Thailand army declares martial law, insists move ‘is not a coup’
Army chief General Prayuth Chan-ocha made the announcement on military television at 3:00 a.m. local time and assured the public that even though soldiers will now be in command of public security, order will rule the day. Dozens of people have been killed as a result of the protests since the demonstrations began in November 2013.
“We are concerned this violence could harm the country’s security in general. Then, in order to restore law and order to the country, we have declared martial law,” Prayuth said, as quoted by Reuters. “I’m asking all those activist groups to stop all activities and cooperate with us in seeking a way out of this crisis.”
A decades-long dispute over power has culminated within the past six months with large demonstrations and unrest. The situation escalated earlier in May, when Prime Minister Yingluck Shinawatra was forced from office. Her ouster made way for sitting Prime Minister Niwatthamrong Boonsongphaisan, who said Monday that his administration would not step down.
The opposition demands that the government give way to an unelected administration that would then rewrite the constitution.
An army official speaking on condition of anonymity told the Associated Press that “this is definitely not a coup. This is only to provide safety to the people and the people can still carry on their lives as normal.”
A decree put out by the country’s armed forces has enacted media censorship that "prohibits all media outlets from reporting or distribution of any news or still photographs detrimental to national security," said a statement by General Prayut Chan-O-Cha.
Almost immediately following that declaration, satellite stations went off-air. AFP reported that broadcasts by television channels have been suspended, while an army statement read that the stations were taken off the air "in order that people will get the correct information and not distort information to deepen the conflict.”
Thailand’s armed forces have either launched or attempted 18 coups in the country’s 81 years of parliamentary democracy.
Despite the army's claims, many analysts remain unconvinced that the action is not a move towards a full-blown coup.
Pavin Chachavalpongpun, associate professor at the Centre for Southeast Asian Studies at Kyoto University, told AFP that he believes martial law was simply a prelude to the military taking full control.
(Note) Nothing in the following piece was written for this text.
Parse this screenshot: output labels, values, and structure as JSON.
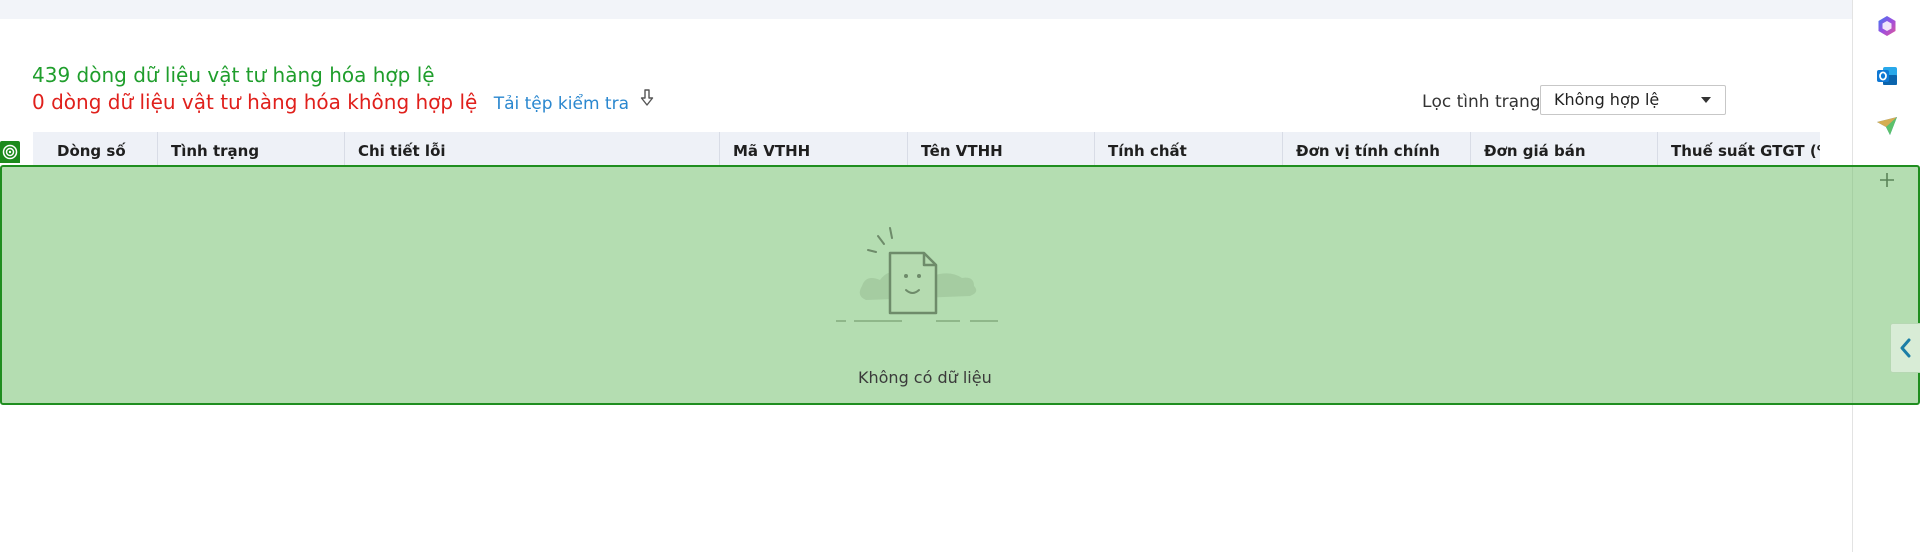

"I think what we are looking at is a prelude to a coup," he said. "It is all part of a plot to create a situation of ungovernability to legitimise this move by the army. I would not be surprised if the next step is a military coup or the military taking charge with the advice of the senate and leading to the appointment of a new prime minister. But certainly the military is trying to take power from the government."